|ContainerCon Vendors Offer Flexible Solutions for Managing All Your New Micro-VMs||Aug 24, 2016|
|Updates from LinuxCon and ContainerCon, Toronto, August 2016||Aug 23, 2016|
|NVMe over Fabrics Support Coming to the Linux 4.8 Kernel||Aug 22, 2016|
|What I Wish I’d Known When I Was an Embedded Linux Newbie||Aug 18, 2016|
- Download "Linux Management with Red Hat Satellite: Measuring Business Impact and ROI"
- illusive networks' Deceptions Everywhere
- Happy Birthday Linux
- What I Wish I’d Known When I Was an Embedded Linux Newbie
- New Version of GParted
- Updates from LinuxCon and ContainerCon, Toronto, August 2016
- ContainerCon Vendors Offer Flexible Solutions for Managing All Your New Micro-VMs
- Tor 0.2.8.6 Is Released
- All about printf
- Blender for Visual Effects

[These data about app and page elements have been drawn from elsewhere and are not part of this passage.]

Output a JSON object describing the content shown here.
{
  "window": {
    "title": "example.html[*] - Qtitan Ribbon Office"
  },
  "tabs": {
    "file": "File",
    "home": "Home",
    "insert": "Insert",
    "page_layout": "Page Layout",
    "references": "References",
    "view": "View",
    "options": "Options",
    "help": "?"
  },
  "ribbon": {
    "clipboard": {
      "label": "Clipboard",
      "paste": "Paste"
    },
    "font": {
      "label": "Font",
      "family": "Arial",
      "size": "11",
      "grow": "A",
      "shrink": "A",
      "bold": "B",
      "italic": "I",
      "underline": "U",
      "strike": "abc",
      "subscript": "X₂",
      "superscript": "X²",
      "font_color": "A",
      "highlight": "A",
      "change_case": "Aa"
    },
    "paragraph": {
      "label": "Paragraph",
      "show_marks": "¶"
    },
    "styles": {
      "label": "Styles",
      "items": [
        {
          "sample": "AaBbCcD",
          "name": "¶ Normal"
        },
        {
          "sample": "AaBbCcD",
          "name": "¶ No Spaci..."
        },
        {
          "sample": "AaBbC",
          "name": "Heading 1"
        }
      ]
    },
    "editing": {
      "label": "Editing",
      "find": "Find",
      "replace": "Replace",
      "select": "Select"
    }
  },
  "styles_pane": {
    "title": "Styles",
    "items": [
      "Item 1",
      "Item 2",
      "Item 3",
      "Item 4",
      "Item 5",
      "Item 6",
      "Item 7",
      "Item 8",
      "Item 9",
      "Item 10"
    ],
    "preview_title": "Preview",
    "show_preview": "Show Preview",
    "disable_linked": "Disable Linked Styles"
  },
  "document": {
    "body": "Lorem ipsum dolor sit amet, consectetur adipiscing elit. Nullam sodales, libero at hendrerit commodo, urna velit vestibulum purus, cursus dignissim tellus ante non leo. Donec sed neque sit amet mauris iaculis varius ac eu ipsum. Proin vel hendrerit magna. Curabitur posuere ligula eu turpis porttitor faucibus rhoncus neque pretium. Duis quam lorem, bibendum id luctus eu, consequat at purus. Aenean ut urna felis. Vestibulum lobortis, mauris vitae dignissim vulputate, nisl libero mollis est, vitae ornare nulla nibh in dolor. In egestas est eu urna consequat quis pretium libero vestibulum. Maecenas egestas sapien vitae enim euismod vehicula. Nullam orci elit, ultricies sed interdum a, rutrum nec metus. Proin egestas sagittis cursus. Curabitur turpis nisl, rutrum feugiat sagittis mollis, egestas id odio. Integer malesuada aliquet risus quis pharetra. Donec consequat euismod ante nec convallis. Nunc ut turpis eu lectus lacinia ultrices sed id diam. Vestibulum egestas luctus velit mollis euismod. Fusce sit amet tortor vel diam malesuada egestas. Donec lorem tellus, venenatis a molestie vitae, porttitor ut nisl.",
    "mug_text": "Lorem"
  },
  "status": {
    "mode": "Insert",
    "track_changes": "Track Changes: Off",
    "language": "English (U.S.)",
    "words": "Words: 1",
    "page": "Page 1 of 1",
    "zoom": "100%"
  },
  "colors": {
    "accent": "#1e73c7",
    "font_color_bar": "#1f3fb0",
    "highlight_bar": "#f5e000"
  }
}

With all the industry talk about the benefits of Linux on Power and all the performance advantages offered by its open architecture, you may be considering a move in that direction. If you are thinking about analytics, big data and cloud computing, you would be right to evaluate Power. The idea of using commodity x86 hardware and replacing it every three years is an outdated cost model. It doesn’t consider the total cost of ownership, and it doesn’t consider the advantage of real processing power, high-availability and multithreading like a demon.
This ebook takes a look at some of the practical applications of the Linux on Power platform and ways you might bring all the performance power of this open architecture to bear for your organization. There are no smoke and mirrors here—just hard, cold, empirical evidence provided by independent sources. I also consider some innovative ways Linux on Power will be used in the future.Get the Guide